Gen. Frank Klotz, Under Secretary for Nuclear Security and NNSA Administrator, earlier this week toured the Nevada National Security Site (NNSS) and met with employees. During the tour, Gen. Klotz visited the Device Assembly Facility (DAF), which offers one of the safest, most secure locations anywhere in the U.S. weapons complex to conduct nuclear explosive operations. Scientists at DAF work on special nuclear material, radiation test objects, and high-explosives in support of experiments for Stockpile Stewardship and other programs.
Klotz also toured the U1a Complex which is an underground laboratory used for subcritical experiments and physics experiments that obtain technical information about the nation’s nuclear weapons stockpile.
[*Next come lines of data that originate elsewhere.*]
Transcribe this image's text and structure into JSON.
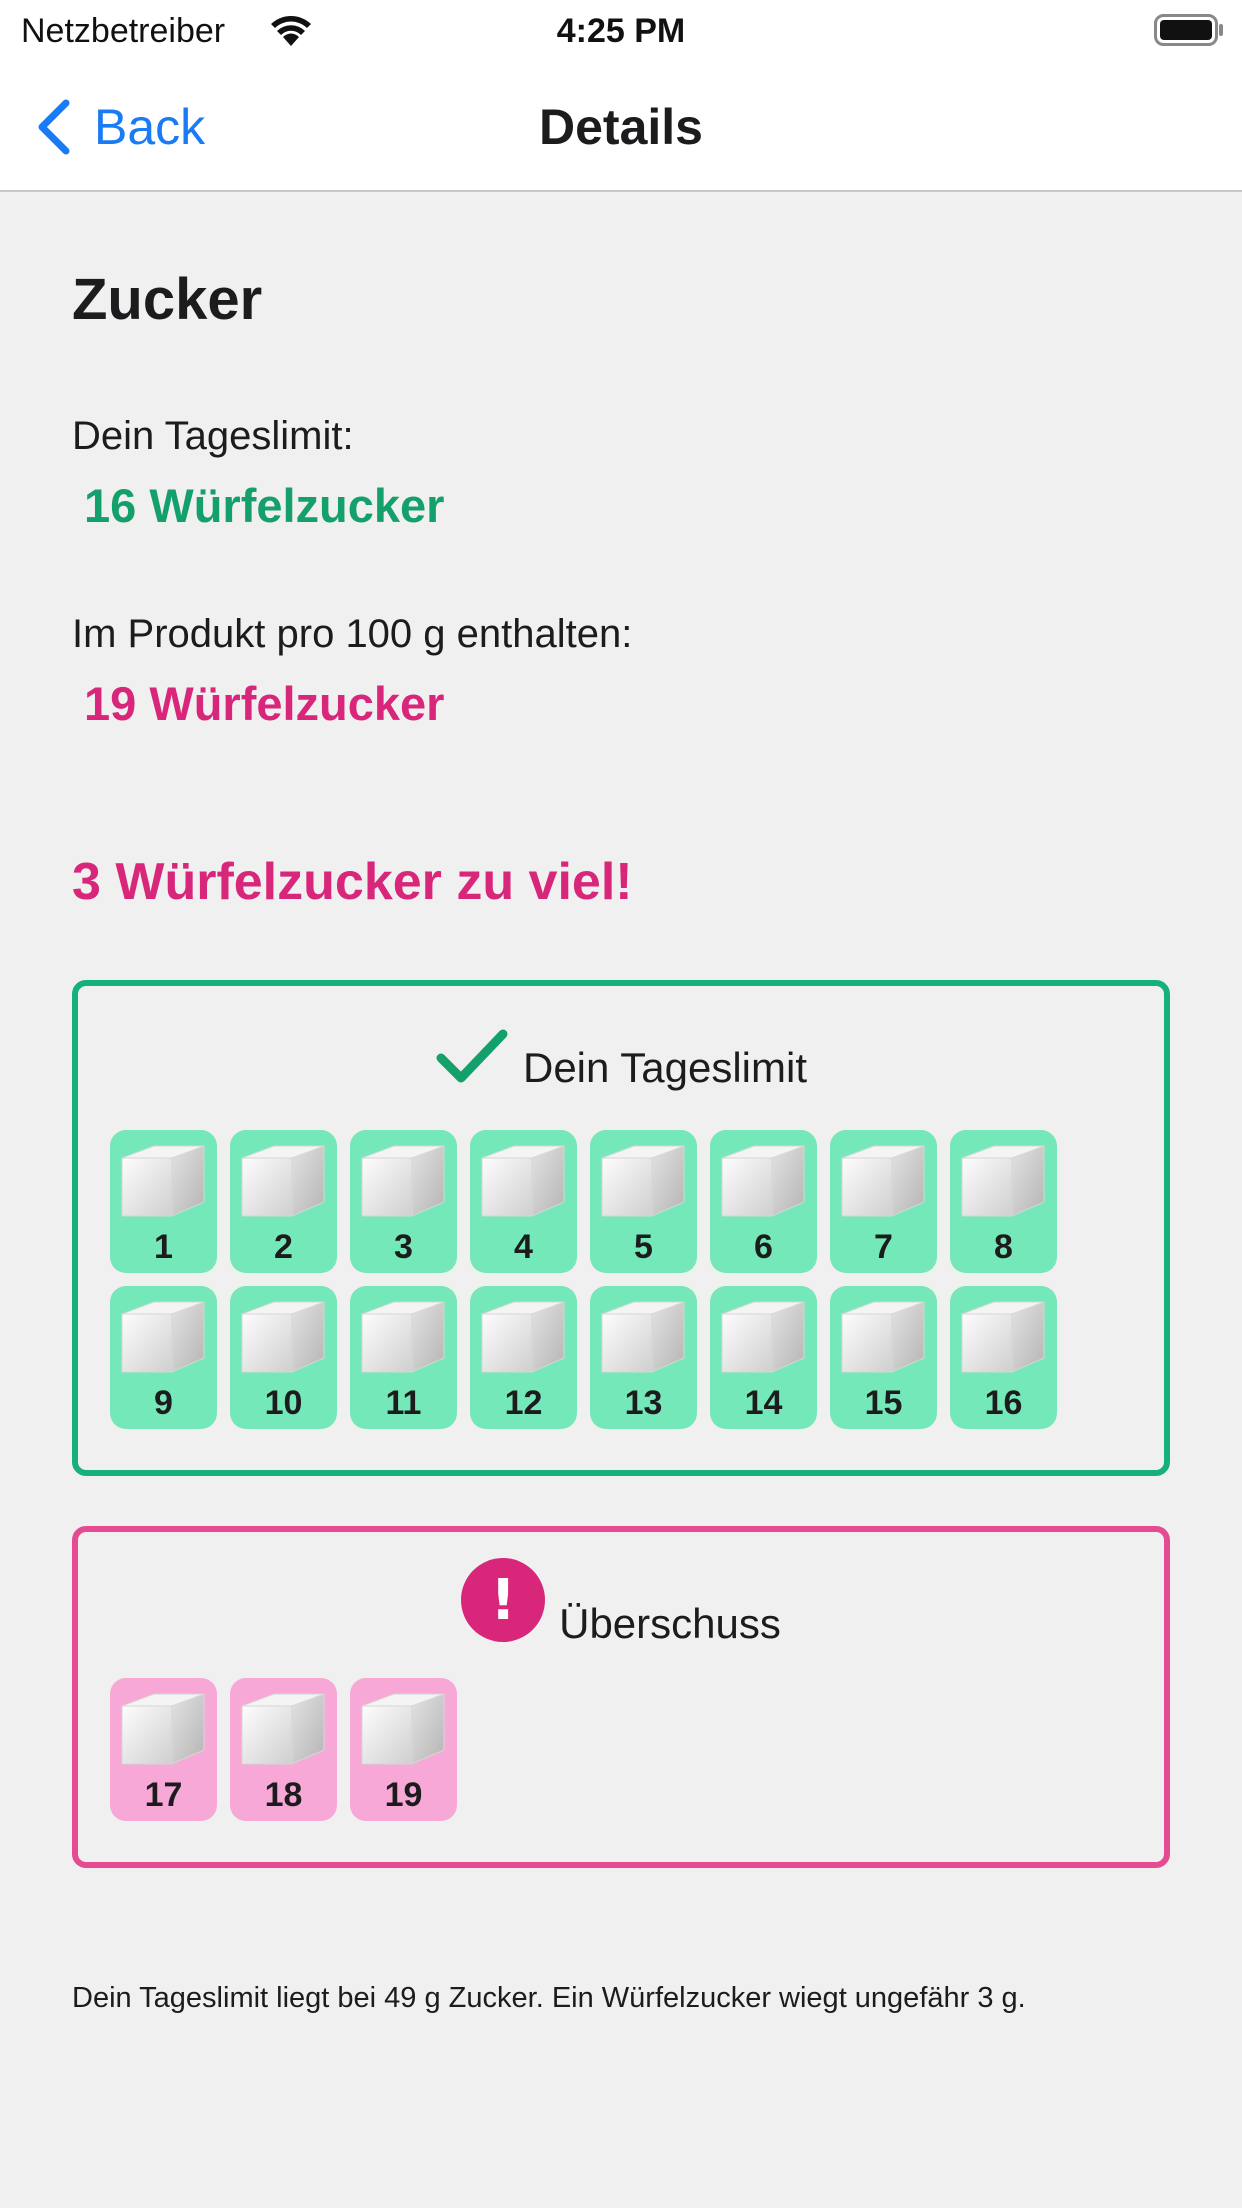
{
  "status_bar": {
    "carrier": "Netzbetreiber",
    "time": "4:25 PM"
  },
  "nav": {
    "back_label": "Back",
    "title": "Details"
  },
  "detail": {
    "title": "Zucker",
    "limit_label": "Dein Tageslimit:",
    "limit_value": "16 Würfelzucker",
    "product_label": "Im Produkt pro 100 g enthalten:",
    "product_value": "19 Würfelzucker",
    "warning": "3 Würfelzucker zu viel!"
  },
  "limit_box": {
    "icon": "checkmark-icon",
    "label": "Dein Tageslimit",
    "cubes": [
      "1",
      "2",
      "3",
      "4",
      "5",
      "6",
      "7",
      "8",
      "9",
      "10",
      "11",
      "12",
      "13",
      "14",
      "15",
      "16"
    ]
  },
  "excess_box": {
    "icon": "exclamation-icon",
    "icon_glyph": "!",
    "label": "Überschuss",
    "cubes": [
      "17",
      "18",
      "19"
    ]
  },
  "footer_note": "Dein Tageslimit liegt bei 49 g Zucker. Ein Würfelzucker wiegt ungefähr 3 g.",
  "colors": {
    "accent_blue": "#1a7cf5",
    "limit_green": "#14a06a",
    "box_green": "#16b07c",
    "cube_green_bg": "#74e8b8",
    "warning_pink": "#d8267a",
    "box_pink": "#e64a92",
    "cube_pink_bg": "#f7a8d6"
  }
}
These experiments support NNSA’s Stockpile Stewardship Programs, created to maintain the safety and effectiveness of the U.S. nuclear weapons stockpile.
Below, Klotz listens to a briefing 960 feet underground in the U1a complex at the Nevada National Security Complex. Leading the briefing are (left to right): Stuart Rawlinson, facility manager for the U1a complex, and Raffi Papazian, director of Defense Experimentation and Stockpile Stewardship, both from National Security Technologies.
Admiral Cecil Haney, Commander, USSTRATCOM, visited Pantex Tuesday to tour various facilities and conduct an all-hands meeting with Pantex workers. Haney thanked Pantexans for the work they perform to help maintain a credible nuclear deterrent, thus ensuring the safety of the United States.
Haney briefed Pantexans about the responsibilities and capabilities of USSTRATCOM and discussed how the work done at Pantex factors into that mission. Haney said as the number of weapons in the U.S. stockpile decreases, the work done at Pantex to ensure the safety and reliability of each nuclear weapon becomes even more important.
Haney told Pantexans that although they do not wear a military uniform, the work they do to protect America is as crucial as the work done by those who do.